Seeing a Chinese supermarket, Yum Yum, I casually wandered in. With no cash to spend, it was little more than a self indulgent opportunity to touch the raw nerves of my recent loss, to take pleasure in the pain of absence and a masturbatory attempt to show off my knowledge of their fare. "Do you have do-pi," I asked. The young Asian shop attendant looked puzzled.
"It's a kind of dried do-fu, I said.
"Yes, tofu." I replied, trying not to be a dick.
She asked her manager and we found something close to the Taiwanese version I was familiar with in the dried foods aisle. For future reference I was happy, but that wasn't the real reason for being there. I looked around some more making mental notes and conjuring images of my Taiwanese life before buying some pak choi and leaving.
A little further down the road I came across a cycle shop I used to use. Once I had some cash, I'd be needing a new tube and in due course a new pump and some other bits and bobs. Again, with no real motivation other than to talk to someone, I went in. A guy was reassembling a bike clamped to a stand in the shop front but seemed free to talk. I said I'd be needing a pump and was there any particular type that he'd recommend before admitting that I was just checking out the market and, to be honest, having just returned from Taiwan, sussing out which bike shop I'd be using. "Wow," he said. "How long were you there?"

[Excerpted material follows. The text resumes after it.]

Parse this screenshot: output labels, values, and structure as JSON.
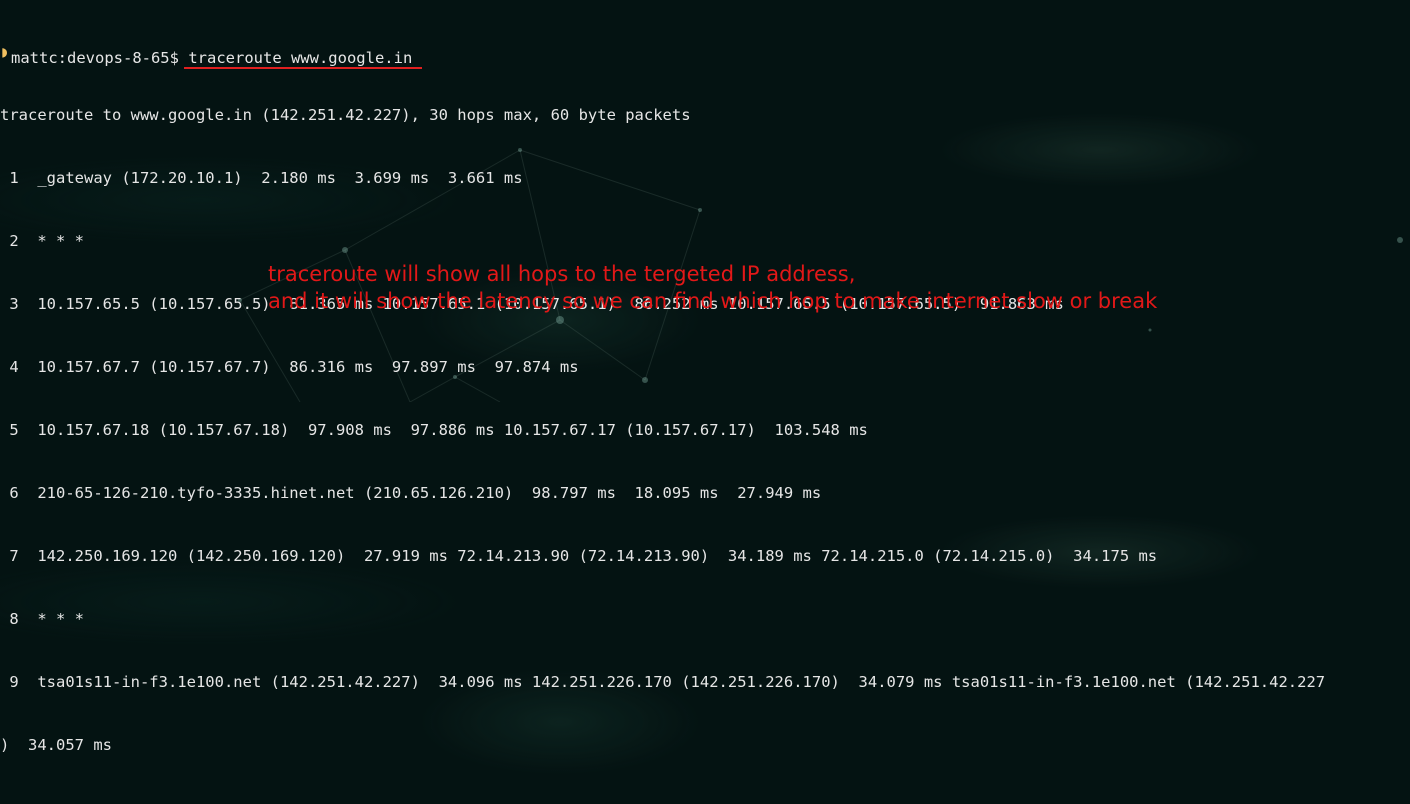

"I lived there for nine years," I said. "but er, actually, I cycled from England to Singapore before arriving," as if I'd had no option but to let on. There followed the regular chat, a combination of faux modesty and genuine pride in what I'd done ten years ago. I left saying I'd almost certainly be back once I'd got things together.
Finally, towards the end of the line of route I'd taken so many times before, I came to The Wax Factor, the second hand record shop where I used to buy most of my records. I'd walked past a couple of times since I'd been back but this time I went inside. I'm not sure quite what I was expecting but the deep, half-lit chamber lined with racks of classic LPs was much as it ever had been. Unsure where to start, I dived in randomly and flicked leisurely through the vinyl, occasionally taking a disc out of its sleeve to hold it in my hands, as if by touching it I would bring myself closer to the musicians who'd made it. I breathed deeply of that atmosphere, real and metaphorical, found in second hand book and record shops.
On a high shelf out of casual reach, was a copy of Led Zeppelin III. "Limited Edition 200g vinyl, £60," said the sign. Having an old copy of the same record myself made me curious just how special 200g was compared to a regular disc. It also gave me a chance to talk to the long haired, bespectacled owner who'd probably sold me my first record 20 years ago.
It wasn't hard for me to drop in that I'd been away for ten years and, hadn't vinyl made a wonderful recovery in that time. With MP3s superseding CDs as the utilitarian means of music delivery, vinyl was now a premium product. I mentioned of course, that I used to be a regular and it was nice to be back, and then I was on my way.
It's natural to want to share your experiences, to reingratiate yourself into society and give yourself a right to be there. And you can only talk about what you know. But the fact is, in the scheme of things, your experiences are personal and for the most part, the butcher's wife running off with the newsagent's daughter is far more significant.
Hence the blog.